• Assigned task:
Reproduce word for word every line from the one containing "What data populates" through the end of the listing below; omit the pictures.
== Segment start ==
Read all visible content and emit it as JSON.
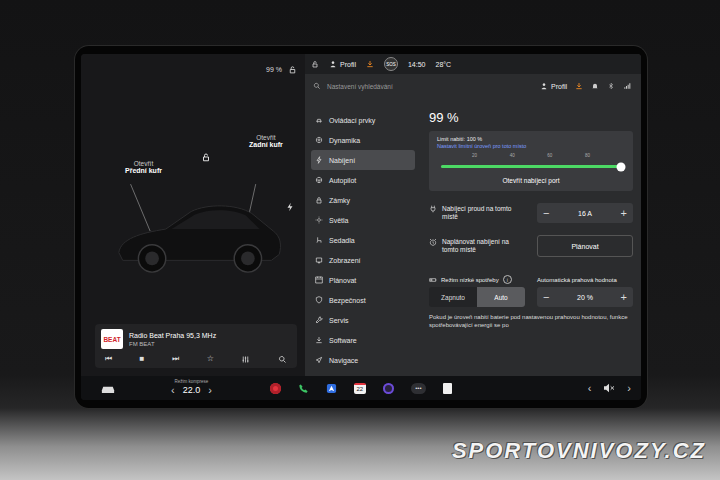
{
  "left_pane": {
    "battery": "99 %",
    "frunk": {
      "action": "Otevřít",
      "label": "Přední kufr"
    },
    "trunk": {
      "action": "Otevřít",
      "label": "Zadní kufr"
    }
  },
  "media": {
    "logo": "BEAT",
    "station": "Radio Beat Praha 95,3 MHz",
    "source": "FM BEAT",
    "controls": [
      "⏮",
      "■",
      "⏭",
      "☆"
    ]
  },
  "dock": {
    "climate_label": "Režim komprese",
    "temperature": "22.0",
    "temp_down": "‹",
    "temp_up": "›",
    "calendar_day": "22",
    "more": "•••",
    "volume_prev": "‹",
    "volume_next": "›"
  },
  "status_bar": {
    "profile": "Profil",
    "sos": "SOS",
    "time": "14:50",
    "temperature": "28°C"
  },
  "search": {
    "placeholder": "Nastavení vyhledávání",
    "profile": "Profil"
  },
  "menu": [
    {
      "label": "Ovládací prvky",
      "selected": false
    },
    {
      "label": "Dynamika",
      "selected": false
    },
    {
      "label": "Nabíjení",
      "selected": true
    },
    {
      "label": "Autopilot",
      "selected": false
    },
    {
      "label": "Zámky",
      "selected": false
    },
    {
      "label": "Světla",
      "selected": false
    },
    {
      "label": "Sedadla",
      "selected": false
    },
    {
      "label": "Zobrazení",
      "selected": false
    },
    {
      "label": "Plánovat",
      "selected": false
    },
    {
      "label": "Bezpečnost",
      "selected": false
    },
    {
      "label": "Servis",
      "selected": false
    },
    {
      "label": "Software",
      "selected": false
    },
    {
      "label": "Navigace",
      "selected": false
    }
  ],
  "charging": {
    "level_text": "99 %",
    "limit": {
      "title": "Limit nabití: 100 %",
      "subtitle": "Nastavit limitní úroveň pro toto místo",
      "ticks": [
        "20",
        "40",
        "60",
        "80"
      ],
      "level": 1.0
    },
    "port_button": "Otevřít nabíjecí port",
    "current": {
      "label": "Nabíjecí proud na tomto místě",
      "minus": "−",
      "value": "16 A",
      "plus": "+"
    },
    "schedule": {
      "label": "Naplánovat nabíjení na tomto místě",
      "button": "Plánovat"
    },
    "low_power": {
      "label": "Režim nízké spotřeby",
      "info": "i",
      "options": [
        {
          "label": "Zapnuto",
          "selected": false
        },
        {
          "label": "Auto",
          "selected": true
        }
      ]
    },
    "threshold": {
      "label": "Automatická prahová hodnota",
      "minus": "−",
      "value": "20 %",
      "plus": "+"
    },
    "note": "Pokud je úroveň nabití baterie pod nastavenou prahovou hodnotou, funkce spotřebovávající energii se po"
  },
  "watermark": "SPORTOVNIVOZY.CZ"
}
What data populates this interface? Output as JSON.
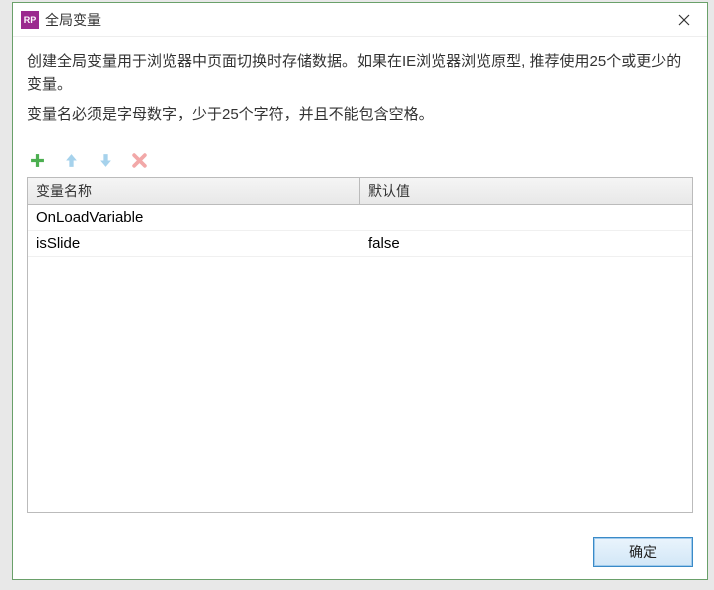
{
  "titlebar": {
    "title": "全局变量"
  },
  "description": {
    "line1": "创建全局变量用于浏览器中页面切换时存储数据。如果在IE浏览器浏览原型, 推荐使用25个或更少的变量。",
    "line2": "变量名必须是字母数字，少于25个字符，并且不能包含空格。"
  },
  "toolbar": {
    "add_icon": "plus-icon",
    "up_icon": "arrow-up-icon",
    "down_icon": "arrow-down-icon",
    "delete_icon": "x-icon"
  },
  "table": {
    "headers": {
      "name": "变量名称",
      "default": "默认值"
    },
    "rows": [
      {
        "name": "OnLoadVariable",
        "default": ""
      },
      {
        "name": "isSlide",
        "default": "false"
      }
    ]
  },
  "buttons": {
    "ok": "确定"
  },
  "colors": {
    "accent_green": "#4caf50",
    "arrow_blue": "#a6d2ec",
    "delete_pink": "#f2a8a8",
    "border_green": "#6aa06a",
    "app_purple": "#9b2a8e"
  }
}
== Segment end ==
• Written solution:
What data populates this interface? Output as JSON.
{
  "titlebar": {
    "title": "全局变量"
  },
  "description": {
    "line1": "创建全局变量用于浏览器中页面切换时存储数据。如果在IE浏览器浏览原型, 推荐使用25个或更少的变量。",
    "line2": "变量名必须是字母数字，少于25个字符，并且不能包含空格。"
  },
  "toolbar": {
    "add_icon": "plus-icon",
    "up_icon": "arrow-up-icon",
    "down_icon": "arrow-down-icon",
    "delete_icon": "x-icon"
  },
  "table": {
    "headers": {
      "name": "变量名称",
      "default": "默认值"
    },
    "rows": [
      {
        "name": "OnLoadVariable",
        "default": ""
      },
      {
        "name": "isSlide",
        "default": "false"
      }
    ]
  },
  "buttons": {
    "ok": "确定"
  },
  "colors": {
    "accent_green": "#4caf50",
    "arrow_blue": "#a6d2ec",
    "delete_pink": "#f2a8a8",
    "border_green": "#6aa06a",
    "app_purple": "#9b2a8e"
  }
}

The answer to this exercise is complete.